"As it stands, from a US tax perspective for example, each transaction of cryptocurrencies is considered an asset sale, according to US Internal Revenue Service rules, and should be reported as a gain or loss. This complicates transactions with retailers like Amazon, Target and Wal-Mart, which do not currently allow cryptocurrencies for transactions.
Despite anecdotal comments from well-regarded financial commentators that gold prices and gold demand are suffering at the expense of cryptocurrencies, there isn't any quantifiable evidence that gold holdings are directly suffering from competition from cryptocurrencies. The weakness in physical demand in 2017 – for example, the paltry sales of US Eagles – is largely explained by the steady march higher of the S&P 500, the council argued.

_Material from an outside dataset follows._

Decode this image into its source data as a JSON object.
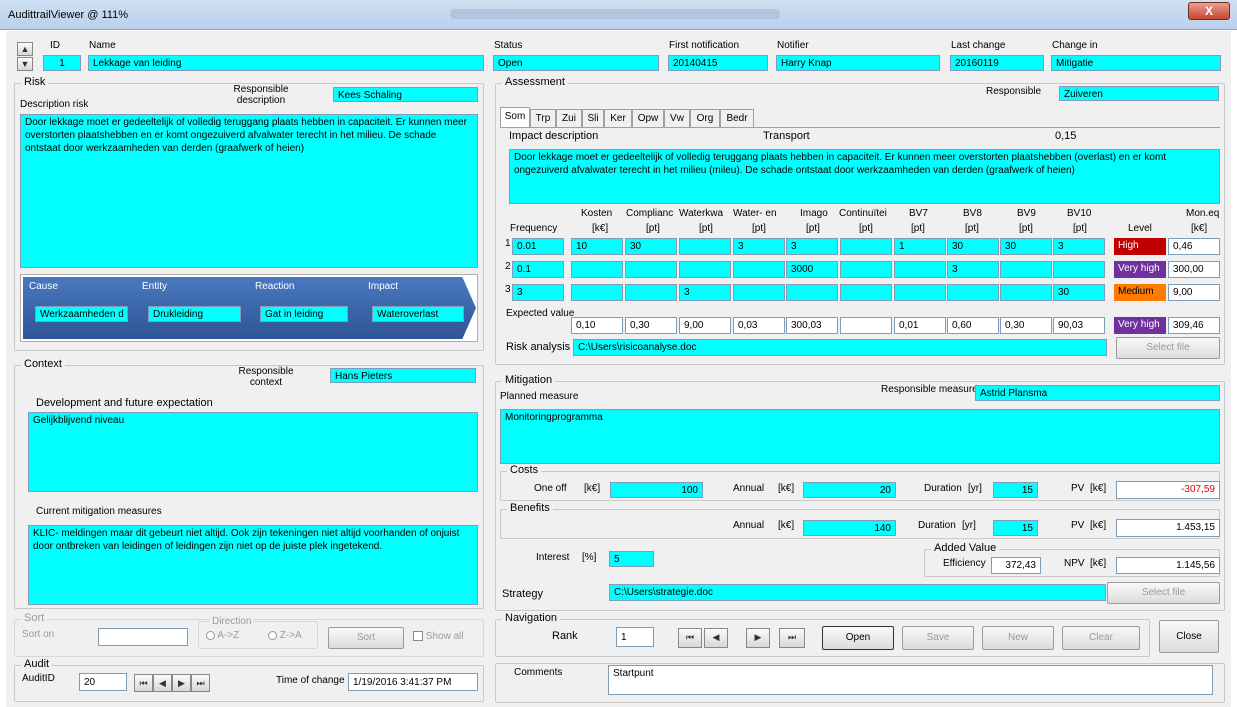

Blockchain technology, the distributed ledger mechanism that underpins cryptocurrencies such as bitcoin, is genuinely innovative and could have wide-ranging applications across financial services and beyond. In the gold market, various players are exploring blockchain in the context of transforming gold into a 'digital asset', tracking gold provenance across the supply chain, and introducing efficiencies into post-trade settlement processes.
"Cryptocurrency's performance has, until recently, been remarkable, but its purpose as an investment seems quite different from gold. Cryptocurrencies have yet to be tested in multiple markets. Since bitcoin's inception, the stock market has been in an incredibly low volatility, trending bull market, with very few pullbacks.
"The crypto-market is young, and liquidity is scarce. Its price behaviour at this point, while still attractive to many investors, seems to be driven by high-return expectations," the WGC said.